1. Sciences related to the letters. They fall into two sub-categories:

i. That which deals with the articulation and sound of the letter. This is known as ‘ilm al-sawt (‘the science of phonology’), or ‘ilm al-tajweed (‘the science of art of pronunciation’)

ii. That which deals with the written representation of the letter. This is known as ‘ilm al-harf (‘the science of orthography’), or ‘ilm al-hijaa’ (‘the science of spelling’).


2. Sciences related to the words, with regards their meaning and form. They fall into four sub-categories:

i. That which deals with the meanings and connotations of words, and the vowelling of the words (on all but the last letters). This is known as ‘ilm al-lughah (‘the science of philology’).

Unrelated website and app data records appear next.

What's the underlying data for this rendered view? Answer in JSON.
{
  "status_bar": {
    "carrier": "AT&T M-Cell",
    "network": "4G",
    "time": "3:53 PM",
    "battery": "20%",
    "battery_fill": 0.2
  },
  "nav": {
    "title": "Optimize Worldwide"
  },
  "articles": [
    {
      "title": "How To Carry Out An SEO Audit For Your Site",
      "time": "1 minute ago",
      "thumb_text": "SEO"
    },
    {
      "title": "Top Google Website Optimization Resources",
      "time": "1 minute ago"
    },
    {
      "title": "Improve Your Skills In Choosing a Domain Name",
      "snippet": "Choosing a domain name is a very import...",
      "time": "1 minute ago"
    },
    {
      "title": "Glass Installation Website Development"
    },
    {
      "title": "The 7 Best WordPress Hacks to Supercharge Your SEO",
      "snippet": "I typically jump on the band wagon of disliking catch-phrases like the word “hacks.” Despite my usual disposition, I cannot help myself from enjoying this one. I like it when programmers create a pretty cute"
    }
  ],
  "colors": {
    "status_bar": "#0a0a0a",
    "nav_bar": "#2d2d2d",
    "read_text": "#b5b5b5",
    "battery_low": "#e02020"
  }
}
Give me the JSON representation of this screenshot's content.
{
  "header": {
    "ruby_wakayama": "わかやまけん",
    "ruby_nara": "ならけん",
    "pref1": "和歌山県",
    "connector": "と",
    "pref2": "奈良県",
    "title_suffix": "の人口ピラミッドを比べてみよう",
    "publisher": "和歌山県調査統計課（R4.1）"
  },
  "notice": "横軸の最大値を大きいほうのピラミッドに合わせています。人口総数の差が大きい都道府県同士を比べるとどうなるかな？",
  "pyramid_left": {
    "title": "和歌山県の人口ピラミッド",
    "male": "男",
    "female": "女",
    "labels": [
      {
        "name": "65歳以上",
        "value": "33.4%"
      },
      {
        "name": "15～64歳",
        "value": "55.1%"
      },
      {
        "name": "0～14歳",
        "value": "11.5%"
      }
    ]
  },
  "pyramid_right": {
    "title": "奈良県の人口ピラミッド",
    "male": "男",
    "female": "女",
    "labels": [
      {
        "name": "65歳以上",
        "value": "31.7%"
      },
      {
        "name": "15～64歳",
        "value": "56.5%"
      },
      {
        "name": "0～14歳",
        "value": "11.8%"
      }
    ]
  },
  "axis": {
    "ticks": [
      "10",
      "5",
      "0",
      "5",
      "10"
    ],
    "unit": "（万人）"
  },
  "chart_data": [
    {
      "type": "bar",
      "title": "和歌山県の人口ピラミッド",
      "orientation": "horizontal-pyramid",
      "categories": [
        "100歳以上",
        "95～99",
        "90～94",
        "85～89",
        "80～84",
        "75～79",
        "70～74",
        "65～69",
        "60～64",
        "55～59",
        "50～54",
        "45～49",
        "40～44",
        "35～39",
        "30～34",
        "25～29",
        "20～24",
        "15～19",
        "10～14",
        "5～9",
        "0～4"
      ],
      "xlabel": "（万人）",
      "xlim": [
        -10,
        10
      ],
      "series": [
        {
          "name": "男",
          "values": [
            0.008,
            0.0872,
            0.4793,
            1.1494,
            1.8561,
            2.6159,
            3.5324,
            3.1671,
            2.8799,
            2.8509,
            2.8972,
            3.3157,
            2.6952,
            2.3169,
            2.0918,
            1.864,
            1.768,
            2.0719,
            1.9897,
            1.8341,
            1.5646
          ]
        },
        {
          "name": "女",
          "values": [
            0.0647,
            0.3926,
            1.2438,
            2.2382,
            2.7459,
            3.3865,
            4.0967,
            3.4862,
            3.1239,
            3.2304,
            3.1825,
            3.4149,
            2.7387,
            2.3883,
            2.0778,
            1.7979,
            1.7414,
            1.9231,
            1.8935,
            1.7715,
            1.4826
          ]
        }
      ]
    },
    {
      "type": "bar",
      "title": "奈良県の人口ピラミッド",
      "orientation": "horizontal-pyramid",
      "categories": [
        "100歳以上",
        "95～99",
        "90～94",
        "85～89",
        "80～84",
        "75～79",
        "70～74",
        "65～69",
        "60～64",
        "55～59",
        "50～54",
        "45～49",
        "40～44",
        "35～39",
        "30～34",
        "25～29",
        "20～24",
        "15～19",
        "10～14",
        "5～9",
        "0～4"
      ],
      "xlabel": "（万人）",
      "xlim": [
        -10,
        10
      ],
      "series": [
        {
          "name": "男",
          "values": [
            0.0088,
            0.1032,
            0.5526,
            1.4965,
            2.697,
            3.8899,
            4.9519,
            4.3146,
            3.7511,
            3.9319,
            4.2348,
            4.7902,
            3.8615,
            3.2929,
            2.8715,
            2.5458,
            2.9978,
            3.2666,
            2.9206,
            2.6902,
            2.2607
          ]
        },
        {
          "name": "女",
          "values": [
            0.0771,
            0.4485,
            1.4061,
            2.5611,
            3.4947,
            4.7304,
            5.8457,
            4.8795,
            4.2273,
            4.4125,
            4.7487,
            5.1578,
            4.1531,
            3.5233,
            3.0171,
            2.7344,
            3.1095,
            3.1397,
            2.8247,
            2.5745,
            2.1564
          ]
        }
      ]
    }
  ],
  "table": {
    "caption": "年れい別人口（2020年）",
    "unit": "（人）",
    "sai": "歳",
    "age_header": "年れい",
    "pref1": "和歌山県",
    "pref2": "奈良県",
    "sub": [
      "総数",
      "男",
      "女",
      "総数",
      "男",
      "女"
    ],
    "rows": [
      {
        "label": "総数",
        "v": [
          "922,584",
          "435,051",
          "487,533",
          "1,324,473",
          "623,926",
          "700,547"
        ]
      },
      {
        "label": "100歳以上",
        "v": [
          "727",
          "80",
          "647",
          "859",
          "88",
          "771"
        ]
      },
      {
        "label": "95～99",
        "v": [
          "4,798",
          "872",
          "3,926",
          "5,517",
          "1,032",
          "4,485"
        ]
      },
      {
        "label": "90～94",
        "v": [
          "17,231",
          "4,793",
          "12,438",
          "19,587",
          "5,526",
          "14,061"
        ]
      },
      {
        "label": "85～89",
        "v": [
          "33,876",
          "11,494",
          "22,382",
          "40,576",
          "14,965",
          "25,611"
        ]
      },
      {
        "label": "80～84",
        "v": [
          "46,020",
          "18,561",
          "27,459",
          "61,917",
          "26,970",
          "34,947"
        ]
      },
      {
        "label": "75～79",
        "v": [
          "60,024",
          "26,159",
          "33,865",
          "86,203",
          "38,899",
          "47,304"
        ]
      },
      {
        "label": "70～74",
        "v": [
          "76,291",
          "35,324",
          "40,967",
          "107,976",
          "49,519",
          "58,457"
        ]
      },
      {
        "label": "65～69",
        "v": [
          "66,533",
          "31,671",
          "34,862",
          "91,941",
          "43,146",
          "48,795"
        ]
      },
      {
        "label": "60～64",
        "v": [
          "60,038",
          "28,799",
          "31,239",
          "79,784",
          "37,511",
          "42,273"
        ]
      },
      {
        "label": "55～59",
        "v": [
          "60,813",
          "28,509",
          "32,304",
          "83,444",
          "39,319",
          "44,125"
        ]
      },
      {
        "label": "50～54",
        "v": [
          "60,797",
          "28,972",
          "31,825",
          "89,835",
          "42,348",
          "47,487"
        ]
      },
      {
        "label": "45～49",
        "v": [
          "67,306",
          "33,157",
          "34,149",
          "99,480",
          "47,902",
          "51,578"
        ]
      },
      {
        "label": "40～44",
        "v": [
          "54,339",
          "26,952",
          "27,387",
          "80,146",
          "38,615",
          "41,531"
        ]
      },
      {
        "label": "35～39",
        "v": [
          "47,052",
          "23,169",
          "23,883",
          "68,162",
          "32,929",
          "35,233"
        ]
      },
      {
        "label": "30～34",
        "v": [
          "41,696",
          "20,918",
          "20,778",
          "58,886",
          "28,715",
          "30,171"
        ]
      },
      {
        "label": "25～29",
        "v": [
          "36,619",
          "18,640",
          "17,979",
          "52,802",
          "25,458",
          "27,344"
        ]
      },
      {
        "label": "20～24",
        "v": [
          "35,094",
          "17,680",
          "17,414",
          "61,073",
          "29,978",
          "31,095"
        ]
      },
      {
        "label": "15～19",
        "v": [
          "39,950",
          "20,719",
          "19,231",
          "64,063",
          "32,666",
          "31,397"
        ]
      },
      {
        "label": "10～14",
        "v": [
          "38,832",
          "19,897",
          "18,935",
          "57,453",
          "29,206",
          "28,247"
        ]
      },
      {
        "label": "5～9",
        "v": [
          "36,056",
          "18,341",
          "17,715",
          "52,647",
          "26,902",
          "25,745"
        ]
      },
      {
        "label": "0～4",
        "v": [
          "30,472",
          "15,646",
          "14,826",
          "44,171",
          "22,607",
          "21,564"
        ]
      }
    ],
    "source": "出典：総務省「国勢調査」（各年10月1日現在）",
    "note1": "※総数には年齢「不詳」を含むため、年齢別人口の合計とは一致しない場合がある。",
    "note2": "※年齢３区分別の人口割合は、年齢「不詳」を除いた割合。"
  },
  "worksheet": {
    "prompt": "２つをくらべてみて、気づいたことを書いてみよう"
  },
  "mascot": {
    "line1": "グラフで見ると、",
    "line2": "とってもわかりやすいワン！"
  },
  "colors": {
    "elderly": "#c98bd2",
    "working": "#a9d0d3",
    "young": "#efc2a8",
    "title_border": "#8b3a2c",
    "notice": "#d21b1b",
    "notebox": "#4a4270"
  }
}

ii. That which deals with the manner in which these words were attributed to their objects. This is known as ‘ilm al-wad.

iii. That which deals with the nature of the letters of these words, with regards to any additions, subtractions, transformations, exchanges, changes in the vowelling, and so on. This is known as ‘ilm al-sarf (‘the science of morphology’).

iv. That which deals with the origins and branches of the words, the relationship between them, and the manner in which some are formed from others. This is known as ‘ilm al-ishtiqaaq (‘the science of etymology’).


3. Sciences related to the constructions, with regards their meaning and form. They fall into four sub-categories:

i. That which deals with the relationship of some meanings to others, and the requirements of this relationship, as embodied in and indicated by the vowel on the end of each word. This is known as ‘ilm al-nahw (‘the science of syntax’).

ii. That which deals with the characteristics of speech composition by virtue of which they conform to the requirements of the occasion. This is known by ‘ilm al-ma’aani (‘the science of meanings’). This was considered the most important science of Arabic balaaghah (rhetoric) to the Arabs.

iii. That which deals with the different ways of expressing the various shades of a single meaning. This is known as ‘ilm al-bayaan (‘the science of style’).

iv. That which deals with the artistic embellishment of speech. This is known as ‘ilm al-badi’ (‘the science of rhetorical figures’).


There are also a further two sciences related to poetic constructions:

i. That which deals with the metres of poetry. This is known as ‘ilm al-‘arood (‘the science of prosody’).

ii. That which deals with the ends of each line of poetry. This is known as ‘ilm al-qaafiyah (‘the science of rhyme’)


May Allah grant us a deep understanding of the language of the Qur’an, and bless those in the past who exerted their efforts to master the language, and then simplify and explain it to us in an accessible manner. Ameen!